**Exercise**
Using the material below, work out how many lines contain the word "铝合金玻璃幕墙". Reply with the number and nothing more.
──────── Supplied entries ────────
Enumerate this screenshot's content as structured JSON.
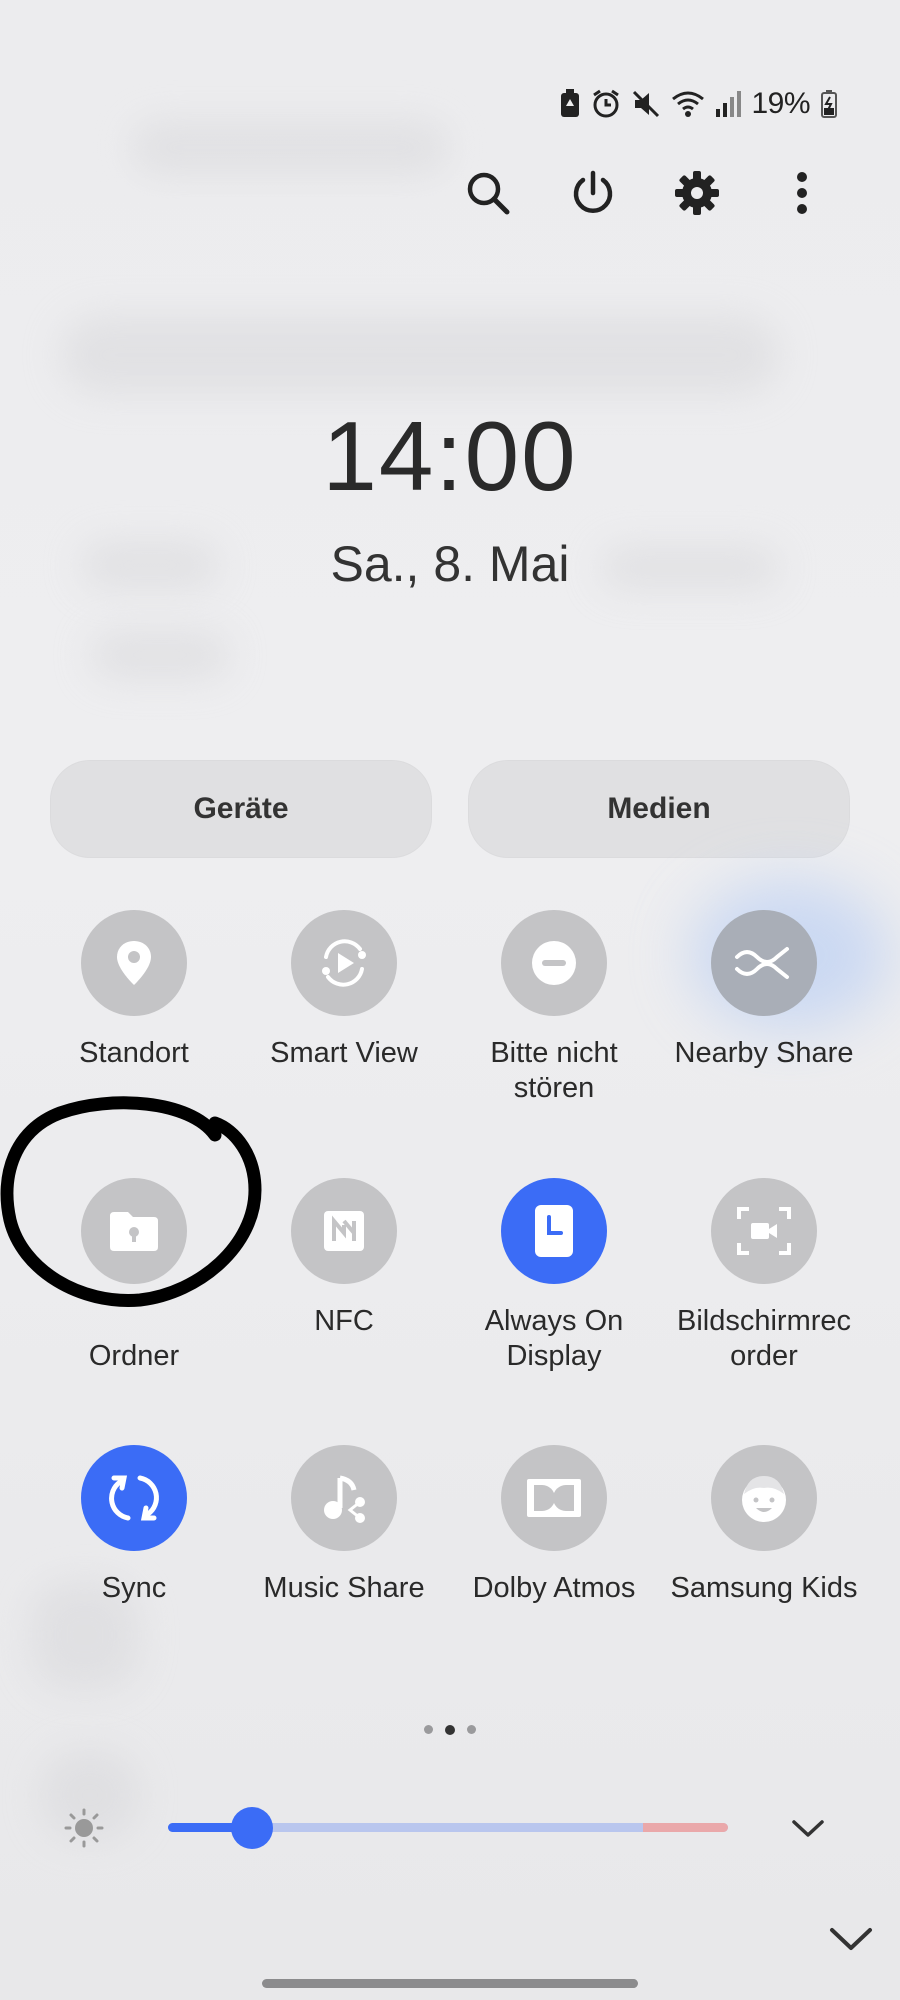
{
  "status_bar": {
    "battery_percent": "19%",
    "icons": [
      "battery-saver-icon",
      "alarm-icon",
      "mute-icon",
      "wifi-icon",
      "signal-icon",
      "battery-icon"
    ]
  },
  "top_actions": {
    "icons": [
      "search-icon",
      "power-icon",
      "settings-icon",
      "more-options-icon"
    ]
  },
  "clock": {
    "time": "14:00",
    "date": "Sa., 8. Mai"
  },
  "pills": {
    "devices": "Geräte",
    "media": "Medien"
  },
  "tiles": [
    {
      "label": "Standort",
      "icon": "location-pin-icon",
      "active": false
    },
    {
      "label": "Smart View",
      "icon": "smart-view-icon",
      "active": false
    },
    {
      "label": "Bitte nicht stören",
      "icon": "do-not-disturb-icon",
      "active": false
    },
    {
      "label": "Nearby Share",
      "icon": "nearby-share-icon",
      "active": false
    },
    {
      "label": "Ordner",
      "icon": "secure-folder-icon",
      "active": false
    },
    {
      "label": "NFC",
      "icon": "nfc-icon",
      "active": false
    },
    {
      "label": "Always On Display",
      "icon": "always-on-display-icon",
      "active": true
    },
    {
      "label": "Bildschirmrec order",
      "icon": "screen-recorder-icon",
      "active": false
    },
    {
      "label": "Sync",
      "icon": "sync-icon",
      "active": true
    },
    {
      "label": "Music Share",
      "icon": "music-share-icon",
      "active": false
    },
    {
      "label": "Dolby Atmos",
      "icon": "dolby-atmos-icon",
      "active": false
    },
    {
      "label": "Samsung Kids",
      "icon": "samsung-kids-icon",
      "active": false
    }
  ],
  "page_indicator": {
    "pages": 3,
    "current": 2
  },
  "brightness": {
    "level": 0.15,
    "icon": "brightness-icon"
  },
  "colors": {
    "accent": "#3b6cf6",
    "tile_off": "#c4c4c6",
    "brightness_track": "#b9c6ee",
    "brightness_high": "#eaa8aa"
  }
}
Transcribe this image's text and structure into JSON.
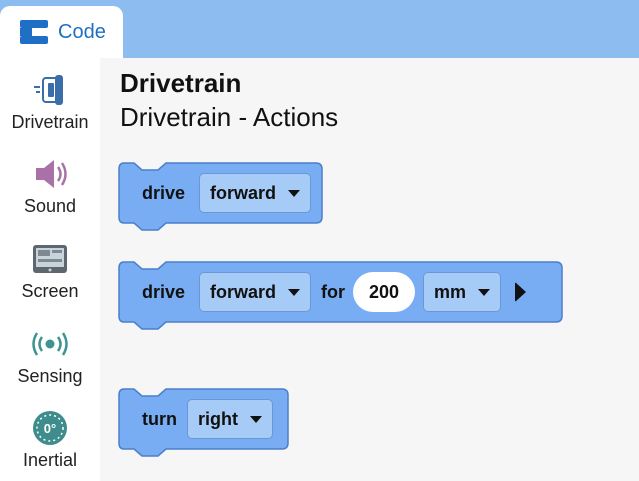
{
  "header": {
    "tab_label": "Code"
  },
  "sidebar": {
    "items": [
      {
        "label": "Drivetrain",
        "icon": "drivetrain-icon"
      },
      {
        "label": "Sound",
        "icon": "speaker-icon"
      },
      {
        "label": "Screen",
        "icon": "screen-icon"
      },
      {
        "label": "Sensing",
        "icon": "sensing-icon"
      },
      {
        "label": "Inertial",
        "icon": "inertial-icon"
      }
    ]
  },
  "workspace": {
    "title": "Drivetrain",
    "subtitle": "Drivetrain - Actions",
    "blocks": [
      {
        "keyword": "drive",
        "direction": "forward"
      },
      {
        "keyword": "drive",
        "direction": "forward",
        "for_label": "for",
        "distance": "200",
        "unit": "mm"
      },
      {
        "keyword": "turn",
        "direction": "right"
      }
    ]
  },
  "inertial_icon_text": "0°",
  "colors": {
    "topbar": "#8dbdf0",
    "block_fill": "#78acf3",
    "block_border": "#4a7fc9",
    "tab_text": "#1f6fc5"
  }
}
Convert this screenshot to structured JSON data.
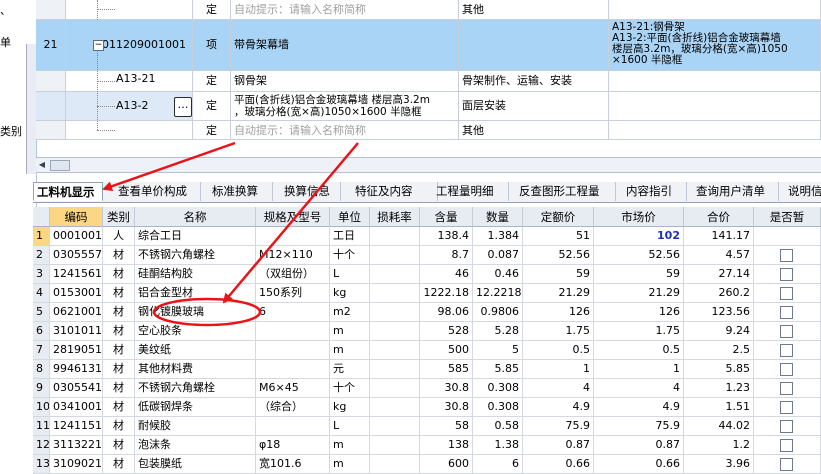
{
  "left_strip": {
    "text_1": "、",
    "text_2": "单",
    "text_3": "类别"
  },
  "upper_rows": [
    {
      "num": "",
      "code": "",
      "type": "定",
      "name": "自动提示：请输入名称简称",
      "name_hint": true,
      "work": "其他",
      "feature": ""
    },
    {
      "num": "21",
      "code": "011209001001",
      "type": "项",
      "name": "带骨架幕墙",
      "name_hint": false,
      "work": "",
      "feature_lines": [
        "A13-21:钢骨架",
        "A13-2:平面(含折线)铝合金玻璃幕墙",
        "楼层高3.2m，玻璃分格(宽×高)1050",
        "×1600 半隐框"
      ]
    },
    {
      "num": "",
      "code": "A13-21",
      "type": "定",
      "name": "钢骨架",
      "name_hint": false,
      "work": "骨架制作、运输、安装",
      "feature": ""
    },
    {
      "num": "",
      "code": "A13-2",
      "type": "定",
      "name_lines": [
        "平面(含折线)铝合金玻璃幕墙 楼层高3.2m",
        "，玻璃分格(宽×高)1050×1600 半隐框"
      ],
      "work": "面层安装",
      "feature": ""
    },
    {
      "num": "",
      "code": "",
      "type": "定",
      "name": "自动提示：请输入名称简称",
      "name_hint": true,
      "work": "其他",
      "feature": ""
    }
  ],
  "ellipsis_label": "…",
  "tree_toggle": "−",
  "tabs": [
    {
      "label": "工料机显示",
      "active": true
    },
    {
      "label": "查看单价构成"
    },
    {
      "label": "标准换算"
    },
    {
      "label": "换算信息"
    },
    {
      "label": "特征及内容"
    },
    {
      "label": "工程量明细"
    },
    {
      "label": "反查图形工程量"
    },
    {
      "label": "内容指引"
    },
    {
      "label": "查询用户清单"
    },
    {
      "label": "说明信"
    }
  ],
  "columns": [
    "",
    "编码",
    "类别",
    "名称",
    "规格及型号",
    "单位",
    "损耗率",
    "含量",
    "数量",
    "定额价",
    "市场价",
    "合价",
    "是否暂"
  ],
  "rows": [
    {
      "n": "1",
      "code": "0001001",
      "cat": "人",
      "name": "综合工日",
      "spec": "",
      "unit": "工日",
      "loss": "",
      "content": "138.4",
      "qty": "1.384",
      "quota": "51",
      "market": "102",
      "total": "141.17",
      "check": false
    },
    {
      "n": "2",
      "code": "0305557",
      "cat": "材",
      "name": "不锈钢六角螺栓",
      "spec": "M12×110",
      "unit": "十个",
      "loss": "",
      "content": "8.7",
      "qty": "0.087",
      "quota": "52.56",
      "market": "52.56",
      "total": "4.57",
      "check": true
    },
    {
      "n": "3",
      "code": "1241561",
      "cat": "材",
      "name": "硅酮结构胶",
      "spec": "（双组份）",
      "unit": "L",
      "loss": "",
      "content": "46",
      "qty": "0.46",
      "quota": "59",
      "market": "59",
      "total": "27.14",
      "check": true
    },
    {
      "n": "4",
      "code": "0153001",
      "cat": "材",
      "name": "铝合金型材",
      "spec": "150系列",
      "unit": "kg",
      "loss": "",
      "content": "1222.18",
      "qty": "12.2218",
      "quota": "21.29",
      "market": "21.29",
      "total": "260.2",
      "check": true
    },
    {
      "n": "5",
      "code": "0621001",
      "cat": "材",
      "name": "钢化镀膜玻璃",
      "spec": "6",
      "unit": "m2",
      "loss": "",
      "content": "98.06",
      "qty": "0.9806",
      "quota": "126",
      "market": "126",
      "total": "123.56",
      "check": true
    },
    {
      "n": "6",
      "code": "3101011",
      "cat": "材",
      "name": "空心胶条",
      "spec": "",
      "unit": "m",
      "loss": "",
      "content": "528",
      "qty": "5.28",
      "quota": "1.75",
      "market": "1.75",
      "total": "9.24",
      "check": true
    },
    {
      "n": "7",
      "code": "2819051",
      "cat": "材",
      "name": "美纹纸",
      "spec": "",
      "unit": "m",
      "loss": "",
      "content": "500",
      "qty": "5",
      "quota": "0.5",
      "market": "0.5",
      "total": "2.5",
      "check": true
    },
    {
      "n": "8",
      "code": "9946131",
      "cat": "材",
      "name": "其他材料费",
      "spec": "",
      "unit": "元",
      "loss": "",
      "content": "585",
      "qty": "5.85",
      "quota": "1",
      "market": "1",
      "total": "5.85",
      "check": true
    },
    {
      "n": "9",
      "code": "0305541",
      "cat": "材",
      "name": "不锈钢六角螺栓",
      "spec": "M6×45",
      "unit": "十个",
      "loss": "",
      "content": "30.8",
      "qty": "0.308",
      "quota": "4",
      "market": "4",
      "total": "1.23",
      "check": true
    },
    {
      "n": "10",
      "code": "0341001",
      "cat": "材",
      "name": "低碳钢焊条",
      "spec": "（综合）",
      "unit": "kg",
      "loss": "",
      "content": "30.8",
      "qty": "0.308",
      "quota": "4.9",
      "market": "4.9",
      "total": "1.51",
      "check": true
    },
    {
      "n": "11",
      "code": "1241151",
      "cat": "材",
      "name": "耐候胶",
      "spec": "",
      "unit": "L",
      "loss": "",
      "content": "58",
      "qty": "0.58",
      "quota": "75.9",
      "market": "75.9",
      "total": "44.02",
      "check": true
    },
    {
      "n": "12",
      "code": "3113221",
      "cat": "材",
      "name": "泡沫条",
      "spec": "φ18",
      "unit": "m",
      "loss": "",
      "content": "138",
      "qty": "1.38",
      "quota": "0.87",
      "market": "0.87",
      "total": "1.2",
      "check": true
    },
    {
      "n": "13",
      "code": "3109021",
      "cat": "材",
      "name": "包装膜纸",
      "spec": "宽101.6",
      "unit": "m",
      "loss": "",
      "content": "600",
      "qty": "6",
      "quota": "0.66",
      "market": "0.66",
      "total": "3.96",
      "check": true
    }
  ],
  "colors": {
    "selected_row": "#a9d4f5",
    "header_highlight": "#fbd784",
    "annotation": "#e8141a",
    "market_price_highlight": "#1d2fb5"
  }
}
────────
**Task answer**
2